── EXCERPTED DATA ──

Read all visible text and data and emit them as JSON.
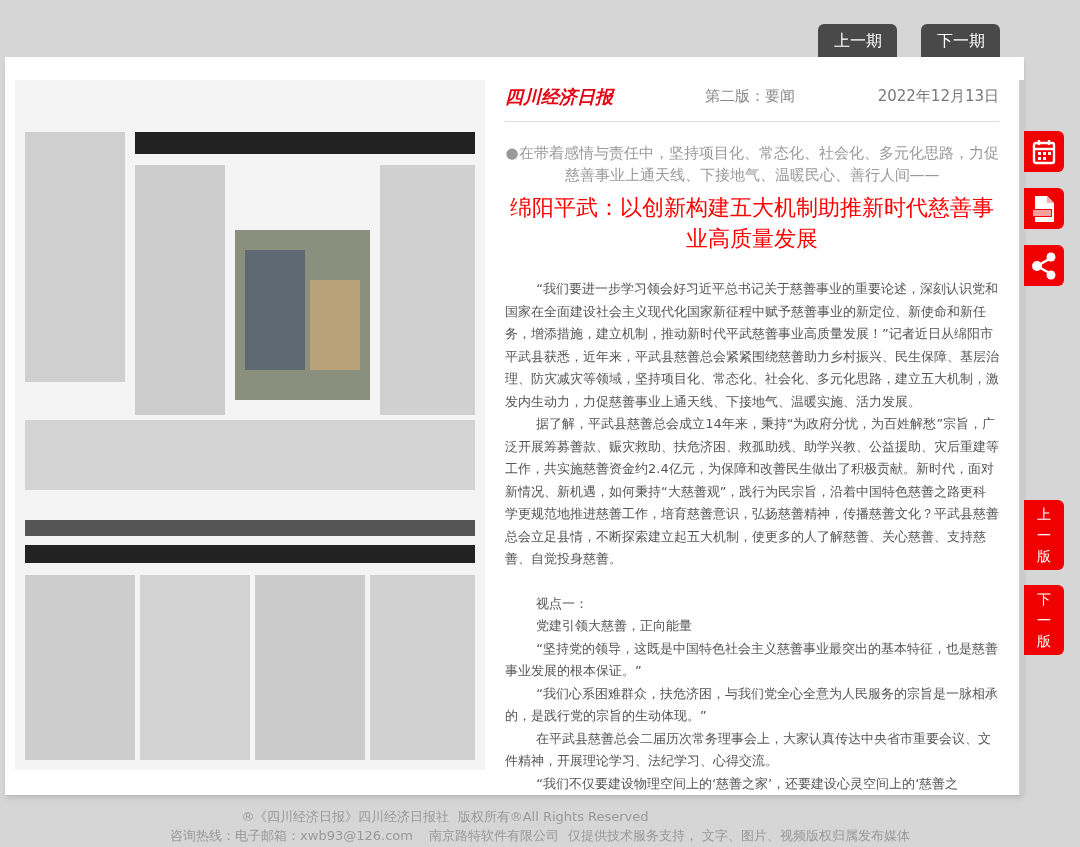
{
  "issue_nav": [
    "上一期",
    "下一期"
  ],
  "masthead": {
    "logo": "四川经济日报",
    "edition": "第二版：要闻",
    "date": "2022年12月13日"
  },
  "article": {
    "lead": "●在带着感情与责任中，坚持项目化、常态化、社会化、多元化思路，力促慈善事业上通天线、下接地气、温暖民心、善行人间——",
    "title": "绵阳平武：以创新构建五大机制助推新时代慈善事业高质量发展",
    "sections": [
      {
        "paragraphs": [
          "“我们要进一步学习领会好习近平总书记关于慈善事业的重要论述，深刻认识党和国家在全面建设社会主义现代化国家新征程中赋予慈善事业的新定位、新使命和新任务，增添措施，建立机制，推动新时代平武慈善事业高质量发展！”记者近日从绵阳市平武县获悉，近年来，平武县慈善总会紧紧围绕慈善助力乡村振兴、民生保障、基层治理、防灾减灾等领域，坚持项目化、常态化、社会化、多元化思路，建立五大机制，激发内生动力，力促慈善事业上通天线、下接地气、温暖实施、活力发展。",
          "据了解，平武县慈善总会成立14年来，秉持“为政府分忧，为百姓解愁”宗旨，广泛开展筹募善款、赈灾救助、扶危济困、救孤助残、助学兴教、公益援助、灾后重建等工作，共实施慈善资金约2.4亿元，为保障和改善民生做出了积极贡献。新时代，面对新情况、新机遇，如何秉持“大慈善观”，践行为民宗旨，沿着中国特色慈善之路更科学更规范地推进慈善工作，培育慈善意识，弘扬慈善精神，传播慈善文化？平武县慈善总会立足县情，不断探索建立起五大机制，使更多的人了解慈善、关心慈善、支持慈善、自觉投身慈善。"
        ]
      },
      {
        "paragraphs": [
          "视点一：",
          "党建引领大慈善，正向能量",
          "“坚持党的领导，这既是中国特色社会主义慈善事业最突出的基本特征，也是慈善事业发展的根本保证。”",
          "“我们心系困难群众，扶危济困，与我们党全心全意为人民服务的宗旨是一脉相承的，是践行党的宗旨的生动体现。”",
          "在平武县慈善总会二届历次常务理事会上，大家认真传达中央省市重要会议、文件精神，开展理论学习、法纪学习、心得交流。",
          "“我们不仅要建设物理空间上的‘慈善之家’，还要建设心灵空间上的‘慈善之"
        ]
      }
    ]
  },
  "page_nav": [
    "上一版",
    "下一版"
  ],
  "footer": [
    "®《四川经济日报》四川经济日报社  版权所有®All Rights Reserved",
    "咨询热线：电子邮箱：xwb93@126.com    南京路特软件有限公司  仅提供技术服务支持， 文字、图片、视频版权归属发布媒体"
  ]
}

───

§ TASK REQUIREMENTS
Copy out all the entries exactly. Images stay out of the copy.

§ SOLUTION
Read all visible text and data and emit them as JSON.
{
  "issue_nav": [
    "上一期",
    "下一期"
  ],
  "masthead": {
    "logo": "四川经济日报",
    "edition": "第二版：要闻",
    "date": "2022年12月13日"
  },
  "article": {
    "lead": "●在带着感情与责任中，坚持项目化、常态化、社会化、多元化思路，力促慈善事业上通天线、下接地气、温暖民心、善行人间——",
    "title": "绵阳平武：以创新构建五大机制助推新时代慈善事业高质量发展",
    "sections": [
      {
        "paragraphs": [
          "“我们要进一步学习领会好习近平总书记关于慈善事业的重要论述，深刻认识党和国家在全面建设社会主义现代化国家新征程中赋予慈善事业的新定位、新使命和新任务，增添措施，建立机制，推动新时代平武慈善事业高质量发展！”记者近日从绵阳市平武县获悉，近年来，平武县慈善总会紧紧围绕慈善助力乡村振兴、民生保障、基层治理、防灾减灾等领域，坚持项目化、常态化、社会化、多元化思路，建立五大机制，激发内生动力，力促慈善事业上通天线、下接地气、温暖实施、活力发展。",
          "据了解，平武县慈善总会成立14年来，秉持“为政府分忧，为百姓解愁”宗旨，广泛开展筹募善款、赈灾救助、扶危济困、救孤助残、助学兴教、公益援助、灾后重建等工作，共实施慈善资金约2.4亿元，为保障和改善民生做出了积极贡献。新时代，面对新情况、新机遇，如何秉持“大慈善观”，践行为民宗旨，沿着中国特色慈善之路更科学更规范地推进慈善工作，培育慈善意识，弘扬慈善精神，传播慈善文化？平武县慈善总会立足县情，不断探索建立起五大机制，使更多的人了解慈善、关心慈善、支持慈善、自觉投身慈善。"
        ]
      },
      {
        "paragraphs": [
          "视点一：",
          "党建引领大慈善，正向能量",
          "“坚持党的领导，这既是中国特色社会主义慈善事业最突出的基本特征，也是慈善事业发展的根本保证。”",
          "“我们心系困难群众，扶危济困，与我们党全心全意为人民服务的宗旨是一脉相承的，是践行党的宗旨的生动体现。”",
          "在平武县慈善总会二届历次常务理事会上，大家认真传达中央省市重要会议、文件精神，开展理论学习、法纪学习、心得交流。",
          "“我们不仅要建设物理空间上的‘慈善之家’，还要建设心灵空间上的‘慈善之"
        ]
      }
    ]
  },
  "page_nav": [
    "上一版",
    "下一版"
  ],
  "footer": [
    "®《四川经济日报》四川经济日报社  版权所有®All Rights Reserved",
    "咨询热线：电子邮箱：xwb93@126.com    南京路特软件有限公司  仅提供技术服务支持， 文字、图片、视频版权归属发布媒体"
  ]
}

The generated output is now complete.